YOUR GOAL » Each entry that follows needs to be written out exactly, with nothing left out.

[Website and app data records]
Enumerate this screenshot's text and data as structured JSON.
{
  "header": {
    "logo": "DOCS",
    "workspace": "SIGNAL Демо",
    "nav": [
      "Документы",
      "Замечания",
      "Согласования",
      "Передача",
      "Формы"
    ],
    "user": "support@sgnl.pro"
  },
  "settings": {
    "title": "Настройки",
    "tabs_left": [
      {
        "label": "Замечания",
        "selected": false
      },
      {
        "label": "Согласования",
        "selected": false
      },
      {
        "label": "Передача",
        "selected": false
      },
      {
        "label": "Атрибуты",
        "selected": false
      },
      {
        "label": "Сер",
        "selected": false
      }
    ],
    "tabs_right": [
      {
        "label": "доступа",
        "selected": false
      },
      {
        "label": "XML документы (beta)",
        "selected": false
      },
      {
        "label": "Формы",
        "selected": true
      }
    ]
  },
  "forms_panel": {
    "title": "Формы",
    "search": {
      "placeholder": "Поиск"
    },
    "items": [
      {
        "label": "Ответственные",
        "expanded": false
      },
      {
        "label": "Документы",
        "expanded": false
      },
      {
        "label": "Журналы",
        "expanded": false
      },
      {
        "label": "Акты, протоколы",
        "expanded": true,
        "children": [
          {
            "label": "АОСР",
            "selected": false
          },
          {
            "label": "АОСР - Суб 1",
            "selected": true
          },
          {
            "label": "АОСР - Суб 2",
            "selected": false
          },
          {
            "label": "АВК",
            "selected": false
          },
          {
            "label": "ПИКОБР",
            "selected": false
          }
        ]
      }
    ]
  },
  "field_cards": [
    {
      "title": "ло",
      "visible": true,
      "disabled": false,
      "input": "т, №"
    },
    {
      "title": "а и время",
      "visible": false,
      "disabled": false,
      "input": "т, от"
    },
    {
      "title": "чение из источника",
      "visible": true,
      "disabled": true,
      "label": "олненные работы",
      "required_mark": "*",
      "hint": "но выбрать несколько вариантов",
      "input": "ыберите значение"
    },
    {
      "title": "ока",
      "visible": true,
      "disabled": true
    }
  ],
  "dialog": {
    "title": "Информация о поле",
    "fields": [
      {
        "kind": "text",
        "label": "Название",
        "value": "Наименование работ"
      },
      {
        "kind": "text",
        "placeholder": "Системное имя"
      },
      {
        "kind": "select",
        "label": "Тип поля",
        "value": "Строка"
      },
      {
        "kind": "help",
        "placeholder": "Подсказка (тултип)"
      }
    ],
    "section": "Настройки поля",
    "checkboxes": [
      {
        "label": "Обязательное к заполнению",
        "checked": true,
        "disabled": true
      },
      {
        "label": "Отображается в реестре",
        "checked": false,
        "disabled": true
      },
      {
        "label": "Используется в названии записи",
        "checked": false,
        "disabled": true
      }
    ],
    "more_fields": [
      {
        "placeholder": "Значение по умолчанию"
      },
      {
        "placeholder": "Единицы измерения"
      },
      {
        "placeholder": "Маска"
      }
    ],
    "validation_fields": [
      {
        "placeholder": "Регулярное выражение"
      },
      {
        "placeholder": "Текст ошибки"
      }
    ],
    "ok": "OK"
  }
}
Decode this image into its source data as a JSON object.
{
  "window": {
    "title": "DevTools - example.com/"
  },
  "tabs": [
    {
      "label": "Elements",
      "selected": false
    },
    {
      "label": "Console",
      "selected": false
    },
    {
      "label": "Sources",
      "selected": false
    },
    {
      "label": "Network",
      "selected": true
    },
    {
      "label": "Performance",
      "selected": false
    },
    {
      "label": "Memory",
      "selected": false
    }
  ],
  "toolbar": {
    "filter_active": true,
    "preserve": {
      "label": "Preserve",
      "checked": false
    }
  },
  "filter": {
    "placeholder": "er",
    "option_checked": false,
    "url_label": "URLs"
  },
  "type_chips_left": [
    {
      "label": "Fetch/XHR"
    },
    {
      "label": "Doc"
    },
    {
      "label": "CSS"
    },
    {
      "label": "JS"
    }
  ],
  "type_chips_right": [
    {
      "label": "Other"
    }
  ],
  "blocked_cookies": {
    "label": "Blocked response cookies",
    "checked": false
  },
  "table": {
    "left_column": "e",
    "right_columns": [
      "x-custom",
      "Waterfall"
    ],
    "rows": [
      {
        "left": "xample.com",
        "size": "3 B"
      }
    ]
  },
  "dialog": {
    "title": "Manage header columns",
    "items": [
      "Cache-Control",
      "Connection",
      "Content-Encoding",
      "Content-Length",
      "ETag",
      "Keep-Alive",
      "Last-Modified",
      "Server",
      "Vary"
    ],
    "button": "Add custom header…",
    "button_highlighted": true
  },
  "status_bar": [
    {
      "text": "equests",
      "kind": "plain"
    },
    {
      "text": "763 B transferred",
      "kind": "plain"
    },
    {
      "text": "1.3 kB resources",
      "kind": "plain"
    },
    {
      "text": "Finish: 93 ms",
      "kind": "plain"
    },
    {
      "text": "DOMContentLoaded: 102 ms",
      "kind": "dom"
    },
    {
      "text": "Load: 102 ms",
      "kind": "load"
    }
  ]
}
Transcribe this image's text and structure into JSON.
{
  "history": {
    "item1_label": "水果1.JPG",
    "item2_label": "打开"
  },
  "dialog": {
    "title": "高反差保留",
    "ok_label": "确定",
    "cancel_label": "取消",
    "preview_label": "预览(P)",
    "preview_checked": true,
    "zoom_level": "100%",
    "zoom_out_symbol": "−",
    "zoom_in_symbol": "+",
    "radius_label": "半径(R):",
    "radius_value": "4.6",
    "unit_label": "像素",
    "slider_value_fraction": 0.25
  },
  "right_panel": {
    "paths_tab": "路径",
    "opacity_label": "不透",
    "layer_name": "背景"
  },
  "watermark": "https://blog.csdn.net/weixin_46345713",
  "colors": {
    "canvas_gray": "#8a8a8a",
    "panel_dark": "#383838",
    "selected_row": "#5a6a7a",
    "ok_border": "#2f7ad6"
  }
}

RESULT BELOW »
Enumerate this screenshot's text and data as structured JSON.
{
  "header": {
    "logo": "DOCS",
    "workspace": "SIGNAL Демо",
    "nav": [
      "Документы",
      "Замечания",
      "Согласования",
      "Передача",
      "Формы"
    ],
    "user": "support@sgnl.pro"
  },
  "settings": {
    "title": "Настройки",
    "tabs_left": [
      {
        "label": "Замечания",
        "selected": false
      },
      {
        "label": "Согласования",
        "selected": false
      },
      {
        "label": "Передача",
        "selected": false
      },
      {
        "label": "Атрибуты",
        "selected": false
      },
      {
        "label": "Сер",
        "selected": false
      }
    ],
    "tabs_right": [
      {
        "label": "доступа",
        "selected": false
      },
      {
        "label": "XML документы (beta)",
        "selected": false
      },
      {
        "label": "Формы",
        "selected": true
      }
    ]
  },
  "forms_panel": {
    "title": "Формы",
    "search": {
      "placeholder": "Поиск"
    },
    "items": [
      {
        "label": "Ответственные",
        "expanded": false
      },
      {
        "label": "Документы",
        "expanded": false
      },
      {
        "label": "Журналы",
        "expanded": false
      },
      {
        "label": "Акты, протоколы",
        "expanded": true,
        "children": [
          {
            "label": "АОСР",
            "selected": false
          },
          {
            "label": "АОСР - Суб 1",
            "selected": true
          },
          {
            "label": "АОСР - Суб 2",
            "selected": false
          },
          {
            "label": "АВК",
            "selected": false
          },
          {
            "label": "ПИКОБР",
            "selected": false
          }
        ]
      }
    ]
  },
  "field_cards": [
    {
      "title": "ло",
      "visible": true,
      "disabled": false,
      "input": "т, №"
    },
    {
      "title": "а и время",
      "visible": false,
      "disabled": false,
      "input": "т, от"
    },
    {
      "title": "чение из источника",
      "visible": true,
      "disabled": true,
      "label": "олненные работы",
      "required_mark": "*",
      "hint": "но выбрать несколько вариантов",
      "input": "ыберите значение"
    },
    {
      "title": "ока",
      "visible": true,
      "disabled": true
    }
  ],
  "dialog": {
    "title": "Информация о поле",
    "fields": [
      {
        "kind": "text",
        "label": "Название",
        "value": "Наименование работ"
      },
      {
        "kind": "text",
        "placeholder": "Системное имя"
      },
      {
        "kind": "select",
        "label": "Тип поля",
        "value": "Строка"
      },
      {
        "kind": "help",
        "placeholder": "Подсказка (тултип)"
      }
    ],
    "section": "Настройки поля",
    "checkboxes": [
      {
        "label": "Обязательное к заполнению",
        "checked": true,
        "disabled": true
      },
      {
        "label": "Отображается в реестре",
        "checked": false,
        "disabled": true
      },
      {
        "label": "Используется в названии записи",
        "checked": false,
        "disabled": true
      }
    ],
    "more_fields": [
      {
        "placeholder": "Значение по умолчанию"
      },
      {
        "placeholder": "Единицы измерения"
      },
      {
        "placeholder": "Маска"
      }
    ],
    "validation_fields": [
      {
        "placeholder": "Регулярное выражение"
      },
      {
        "placeholder": "Текст ошибки"
      }
    ],
    "ok": "OK"
  }
}
Decode this image into its source data as a JSON object.
{
  "window": {
    "title": "DevTools - example.com/"
  },
  "tabs": [
    {
      "label": "Elements",
      "selected": false
    },
    {
      "label": "Console",
      "selected": false
    },
    {
      "label": "Sources",
      "selected": false
    },
    {
      "label": "Network",
      "selected": true
    },
    {
      "label": "Performance",
      "selected": false
    },
    {
      "label": "Memory",
      "selected": false
    }
  ],
  "toolbar": {
    "filter_active": true,
    "preserve": {
      "label": "Preserve",
      "checked": false
    }
  },
  "filter": {
    "placeholder": "er",
    "option_checked": false,
    "url_label": "URLs"
  },
  "type_chips_left": [
    {
      "label": "Fetch/XHR"
    },
    {
      "label": "Doc"
    },
    {
      "label": "CSS"
    },
    {
      "label": "JS"
    }
  ],
  "type_chips_right": [
    {
      "label": "Other"
    }
  ],
  "blocked_cookies": {
    "label": "Blocked response cookies",
    "checked": false
  },
  "table": {
    "left_column": "e",
    "right_columns": [
      "x-custom",
      "Waterfall"
    ],
    "rows": [
      {
        "left": "xample.com",
        "size": "3 B"
      }
    ]
  },
  "dialog": {
    "title": "Manage header columns",
    "items": [
      "Cache-Control",
      "Connection",
      "Content-Encoding",
      "Content-Length",
      "ETag",
      "Keep-Alive",
      "Last-Modified",
      "Server",
      "Vary"
    ],
    "button": "Add custom header…",
    "button_highlighted": true
  },
  "status_bar": [
    {
      "text": "equests",
      "kind": "plain"
    },
    {
      "text": "763 B transferred",
      "kind": "plain"
    },
    {
      "text": "1.3 kB resources",
      "kind": "plain"
    },
    {
      "text": "Finish: 93 ms",
      "kind": "plain"
    },
    {
      "text": "DOMContentLoaded: 102 ms",
      "kind": "dom"
    },
    {
      "text": "Load: 102 ms",
      "kind": "load"
    }
  ]
}
Transcribe this image's text and structure into JSON.
{
  "history": {
    "item1_label": "水果1.JPG",
    "item2_label": "打开"
  },
  "dialog": {
    "title": "高反差保留",
    "ok_label": "确定",
    "cancel_label": "取消",
    "preview_label": "预览(P)",
    "preview_checked": true,
    "zoom_level": "100%",
    "zoom_out_symbol": "−",
    "zoom_in_symbol": "+",
    "radius_label": "半径(R):",
    "radius_value": "4.6",
    "unit_label": "像素",
    "slider_value_fraction": 0.25
  },
  "right_panel": {
    "paths_tab": "路径",
    "opacity_label": "不透",
    "layer_name": "背景"
  },
  "watermark": "https://blog.csdn.net/weixin_46345713",
  "colors": {
    "canvas_gray": "#8a8a8a",
    "panel_dark": "#383838",
    "selected_row": "#5a6a7a",
    "ok_border": "#2f7ad6"
  }
}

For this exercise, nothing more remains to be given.